doi:10.3201/eid1309.070338
PMCID: PMC2851513  PMID: 18258013
Africa; Central; acquired immunodeficiency syndrome; HIV-1; immunocompromised host; zoonoses; dispatch
8.  Human Immunodeficiency Virus Type 1 Group M Protease in Cameroon: Genetic Diversity and Protease Inhibitor Mutational Features 
Journal of Clinical Microbiology  2002;40(3):837-845.
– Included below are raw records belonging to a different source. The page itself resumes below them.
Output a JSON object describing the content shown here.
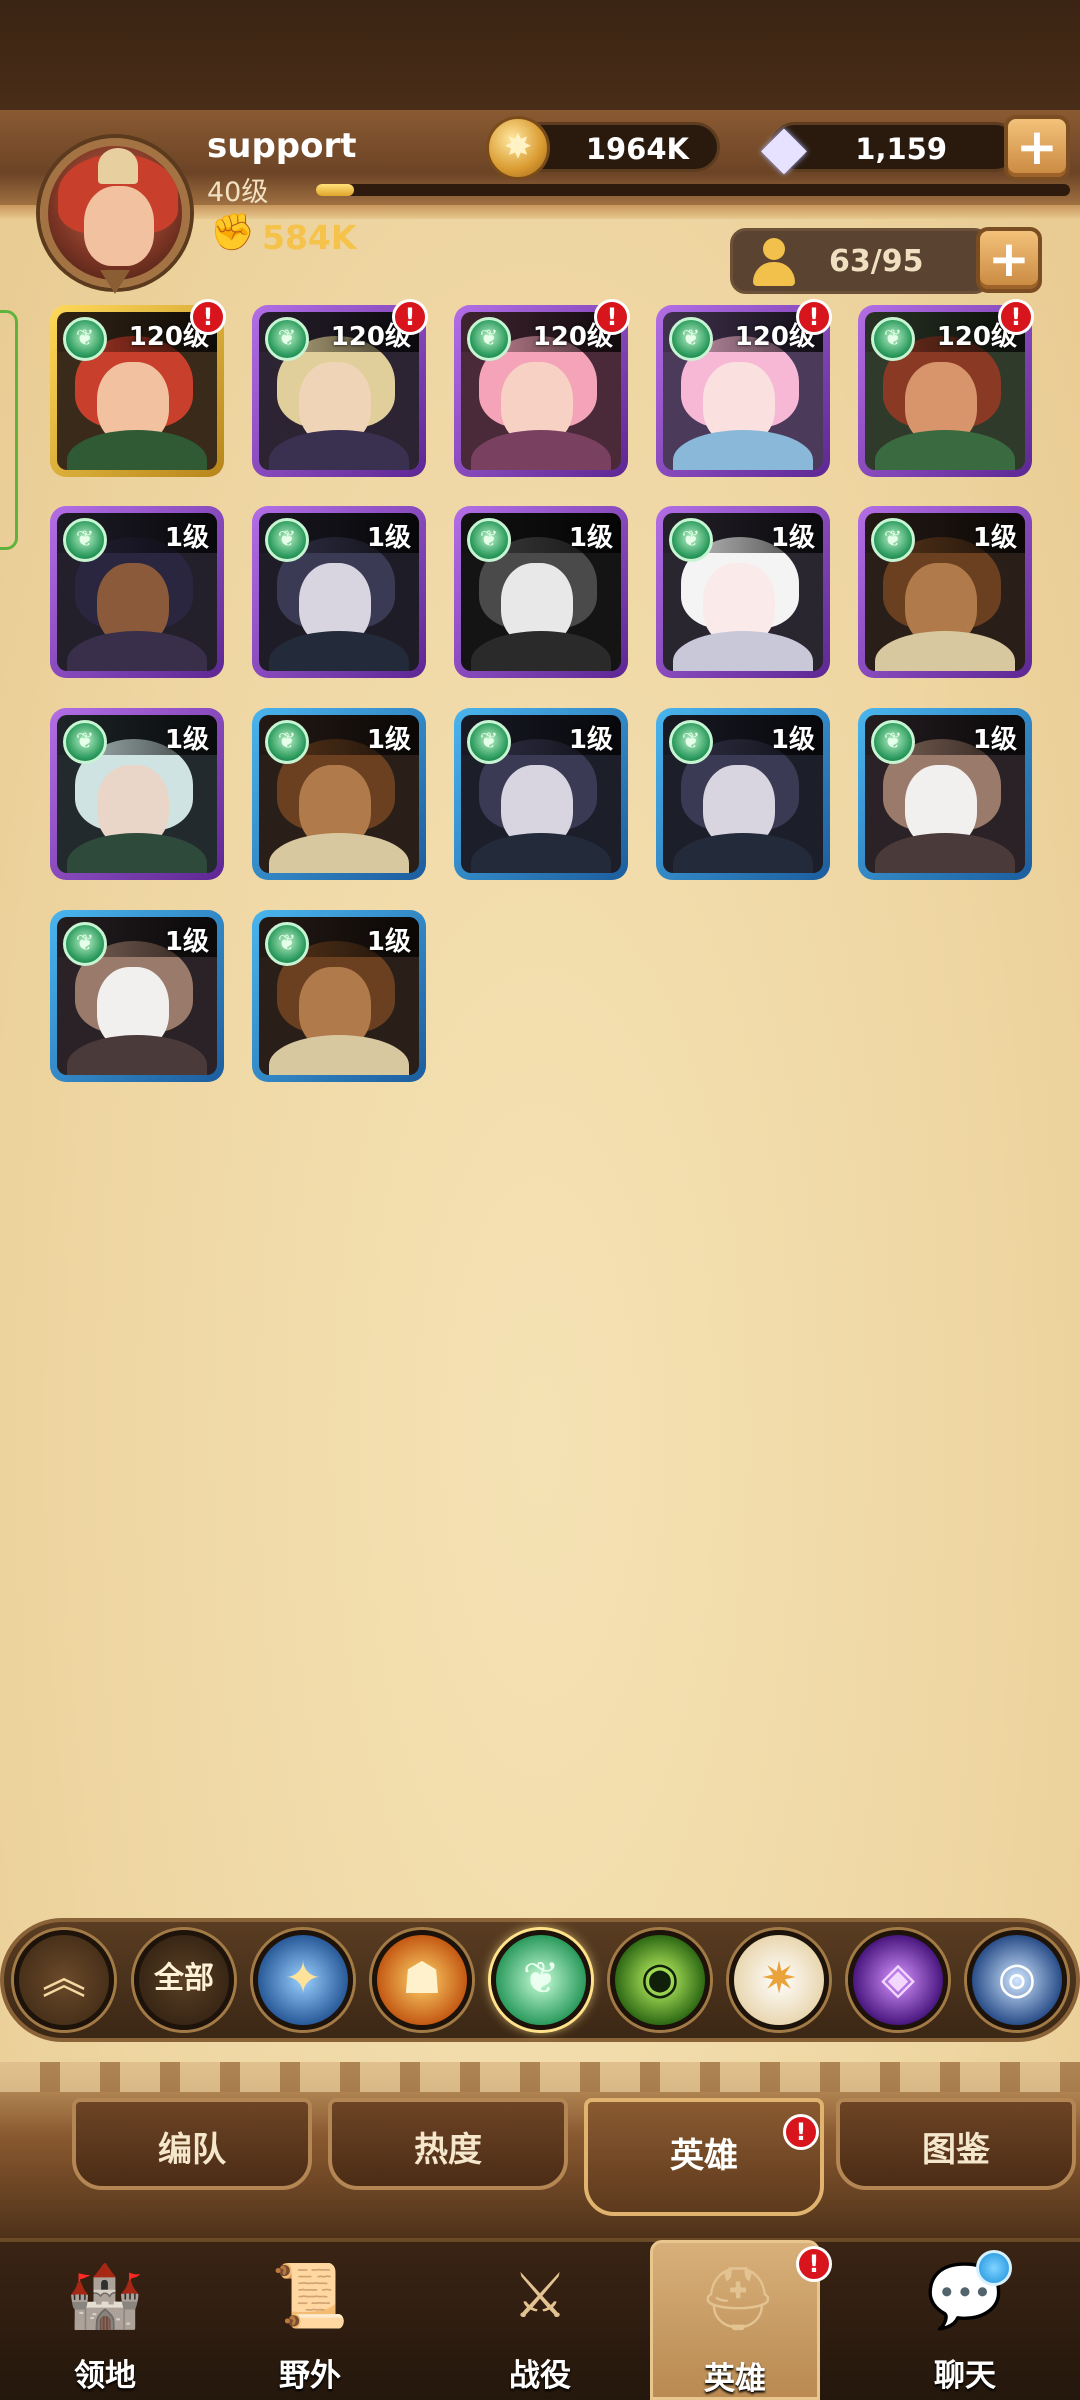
{
  "player": {
    "name": "support",
    "level": "40级",
    "xp_fraction": 0.05,
    "power": "584K"
  },
  "resources": {
    "gold": "1964K",
    "diamonds": "1,159"
  },
  "hero_slots": "63/95",
  "heroes": [
    {
      "level": "120级",
      "frame": "gold",
      "alert": "!"
    },
    {
      "level": "120级",
      "frame": "purple",
      "alert": "!"
    },
    {
      "level": "120级",
      "frame": "purple",
      "alert": "!"
    },
    {
      "level": "120级",
      "frame": "purple",
      "alert": "!"
    },
    {
      "level": "120级",
      "frame": "purple",
      "alert": "!"
    },
    {
      "level": "1级",
      "frame": "purple"
    },
    {
      "level": "1级",
      "frame": "purple"
    },
    {
      "level": "1级",
      "frame": "purple"
    },
    {
      "level": "1级",
      "frame": "purple"
    },
    {
      "level": "1级",
      "frame": "purple"
    },
    {
      "level": "1级",
      "frame": "purple"
    },
    {
      "level": "1级",
      "frame": "blue"
    },
    {
      "level": "1级",
      "frame": "blue"
    },
    {
      "level": "1级",
      "frame": "blue"
    },
    {
      "level": "1级",
      "frame": "blue"
    },
    {
      "level": "1级",
      "frame": "blue"
    },
    {
      "level": "1级",
      "frame": "blue"
    }
  ],
  "filters": {
    "all_label": "全部",
    "items": [
      "collapse-up",
      "all",
      "lightbearer",
      "mauler",
      "wilder",
      "graveborn",
      "celestial",
      "hypogean",
      "dimensional"
    ],
    "selected": "wilder"
  },
  "subtabs": [
    {
      "label": "编队"
    },
    {
      "label": "热度"
    },
    {
      "label": "英雄",
      "active": true,
      "alert": "!"
    },
    {
      "label": "图鉴"
    }
  ],
  "nav": [
    {
      "label": "领地",
      "icon": "castle-icon"
    },
    {
      "label": "野外",
      "icon": "scroll-map-icon"
    },
    {
      "label": "战役",
      "icon": "crossed-swords-icon"
    },
    {
      "label": "英雄",
      "icon": "helmet-icon",
      "active": true,
      "alert": "!"
    },
    {
      "label": "聊天",
      "icon": "chat-icon",
      "notification": true
    }
  ],
  "colors": {
    "gold_frame": "#ffd95a",
    "purple_frame": "#8a49c4",
    "blue_frame": "#2f8fd3",
    "alert": "#d8141c",
    "background": "#f0d9a8"
  }
}
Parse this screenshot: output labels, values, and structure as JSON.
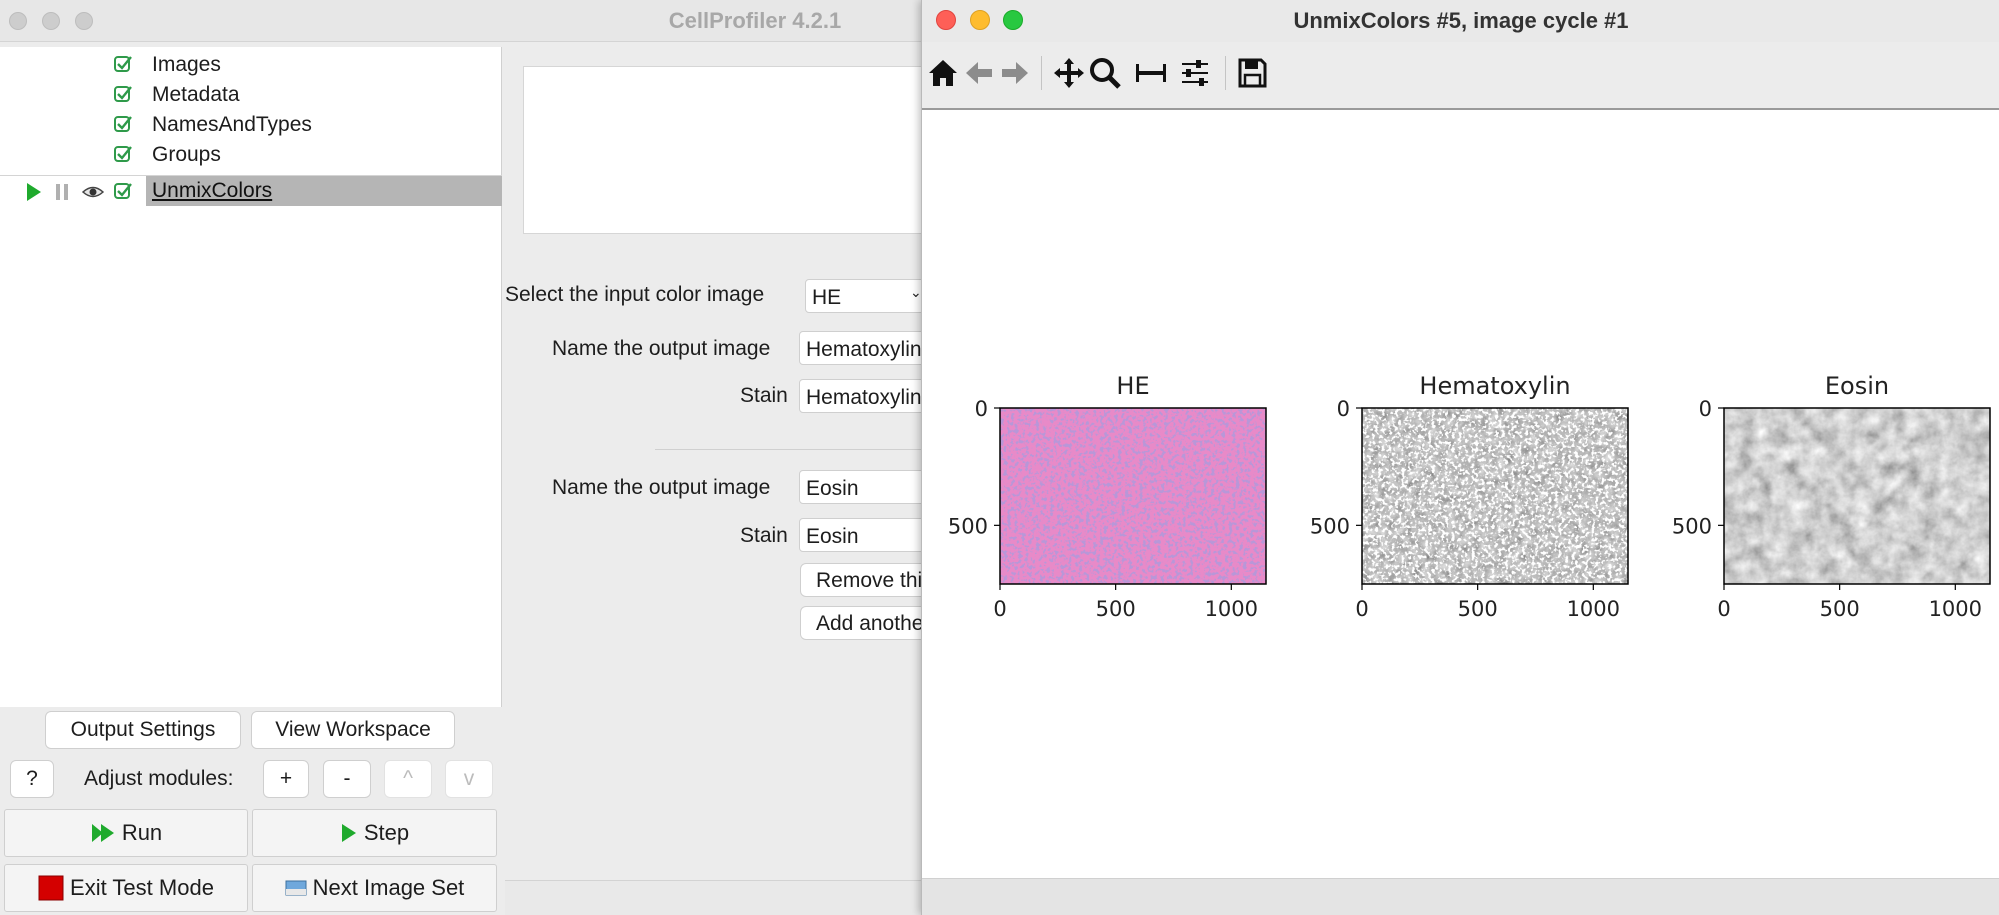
{
  "main_window": {
    "title": "CellProfiler 4.2.1"
  },
  "pipeline": {
    "modules": [
      {
        "name": "Images",
        "enabled": true
      },
      {
        "name": "Metadata",
        "enabled": true
      },
      {
        "name": "NamesAndTypes",
        "enabled": true
      },
      {
        "name": "Groups",
        "enabled": true
      },
      {
        "name": "UnmixColors",
        "enabled": true,
        "selected": true
      }
    ],
    "icons": {
      "run": "play-icon",
      "pause": "pause-icon",
      "eye": "eye-icon",
      "check": "checkbox-checked-icon"
    }
  },
  "settings": {
    "input_label": "Select the input color image",
    "input_value": "HE",
    "output1_label": "Name the output image",
    "output1_value": "Hematoxylin",
    "stain1_label": "Stain",
    "stain1_value": "Hematoxylin",
    "output2_label": "Name the output image",
    "output2_value": "Eosin",
    "stain2_label": "Stain",
    "stain2_value": "Eosin",
    "remove_button": "Remove this image",
    "add_button": "Add another image"
  },
  "controls": {
    "output_settings": "Output Settings",
    "view_workspace": "View Workspace",
    "help": "?",
    "adjust_label": "Adjust modules:",
    "add": "+",
    "remove": "-",
    "up": "^",
    "down": "v",
    "run": "Run",
    "step": "Step",
    "exit_test": "Exit Test Mode",
    "next_image_set": "Next Image Set"
  },
  "figure_window": {
    "title": "UnmixColors #5, image cycle #1",
    "toolbar": [
      "home-icon",
      "back-arrow-icon",
      "forward-arrow-icon",
      "pan-icon",
      "zoom-icon",
      "measure-icon",
      "subplots-config-icon",
      "save-icon"
    ]
  },
  "chart_data": [
    {
      "type": "heatmap",
      "title": "HE",
      "colormap": "rgb",
      "x_ticks": [
        0,
        500,
        1000
      ],
      "y_ticks": [
        0,
        500
      ],
      "xlim": [
        0,
        1150
      ],
      "ylim": [
        750,
        0
      ]
    },
    {
      "type": "heatmap",
      "title": "Hematoxylin",
      "colormap": "gray",
      "x_ticks": [
        0,
        500,
        1000
      ],
      "y_ticks": [
        0,
        500
      ],
      "xlim": [
        0,
        1150
      ],
      "ylim": [
        750,
        0
      ]
    },
    {
      "type": "heatmap",
      "title": "Eosin",
      "colormap": "gray",
      "x_ticks": [
        0,
        500,
        1000
      ],
      "y_ticks": [
        0,
        500
      ],
      "xlim": [
        0,
        1150
      ],
      "ylim": [
        750,
        0
      ]
    }
  ],
  "colors": {
    "he_pink": "#e88ac8",
    "he_purple": "#7a4fb0",
    "selection_gray": "#b5b5b5",
    "run_green": "#1faa2d",
    "exit_red": "#d40000",
    "close_red": "#fe5f57",
    "minimize_yellow": "#febc2e",
    "zoom_green": "#28c840"
  }
}
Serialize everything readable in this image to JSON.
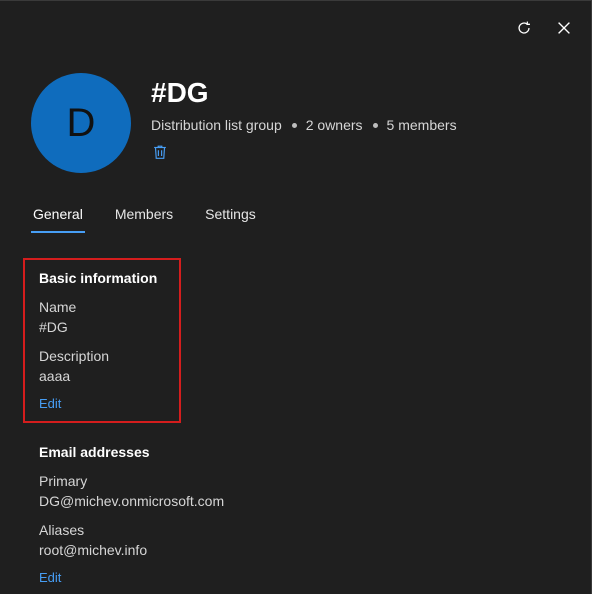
{
  "header": {
    "avatar_initial": "D",
    "title": "#DG",
    "type_label": "Distribution list group",
    "owners": "2 owners",
    "members": "5 members"
  },
  "tabs": [
    {
      "label": "General",
      "active": true
    },
    {
      "label": "Members",
      "active": false
    },
    {
      "label": "Settings",
      "active": false
    }
  ],
  "basic_info": {
    "title": "Basic information",
    "name_label": "Name",
    "name_value": "#DG",
    "description_label": "Description",
    "description_value": "aaaa",
    "edit_label": "Edit"
  },
  "email": {
    "title": "Email addresses",
    "primary_label": "Primary",
    "primary_value": "DG@michev.onmicrosoft.com",
    "aliases_label": "Aliases",
    "aliases_value": "root@michev.info",
    "edit_label": "Edit"
  },
  "colors": {
    "background": "#1f1f1f",
    "accent": "#479ef5",
    "avatar": "#0f6cbd",
    "highlight": "#d41d1d"
  },
  "icons": {
    "refresh": "refresh-icon",
    "close": "close-icon",
    "delete": "trash-icon"
  }
}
To establish a baseline for monitoring resistance to protease inhibitors (PIs) and examining the efficacy of their use among persons in Cameroon infected with human immunodeficiency virus type 1 (HIV-1), we analyzed genetic variability and PI resistance-associated substitutions in PCR-amplified protease (PR) sequences in strains isolated from 110 HIV-1-infected, drug-naïve Cameroonians. Of the 110 strains, 85 were classified into six HIV-1 PR subtypes, A (n = 1), B (n = 1), F (n = 4), G (n = 7), H (n = 1), and J (n = 7), and a circulating recombinant form, CRF02-AG (n = 64). PR genes from the remaining 25 (23%) specimens were unclassifiable, whereas 2% (7 of 301) unclassifiable PR sequences were reported for a global collection. Two major PI resistance-associated mutations, 20M and 24I, were detected in strains from only two specimens, whereas secondary mutations were found in strains from all samples except one strain of subtype B and two strains of CRF02-AG. The secondary mutations showed the typical PI resistance-associated pattern for non-subtype B viruses in both classifiable and unclassifiable PR genes, with 36I being the predominant (99%) mutation, followed by 63P (18%), 20R (15%), 77I (13%), and 10I or 10V (11%). Of these mutations, dual and triple PI resistance-associated substitutions were found in 38% of all the Cameroonian strains. Compared with classifiable PR sequences, unclassifiable sequences had significantly more dual and triple substitutions (64% versus 30%; P = 0.004). Phenotypic and clinical evaluations are needed to estimate whether PI resistance during antiretroviral drug treatment occurs more rapidly in individuals infected with HIV-1 strains harboring multiple PI resistance-associated substitutions. This information may be important for determination of appropriate drug therapies for HIV-1-infected persons in Cameroon, where more than one-third of HIV-1 strains were found to carry dual and triple minor PI resistance-associated mutations.
doi:10.1128/JCM.40.3.837-845.2002
PMCID: PMC120267  PMID: 11880402

Results 1-8 (8)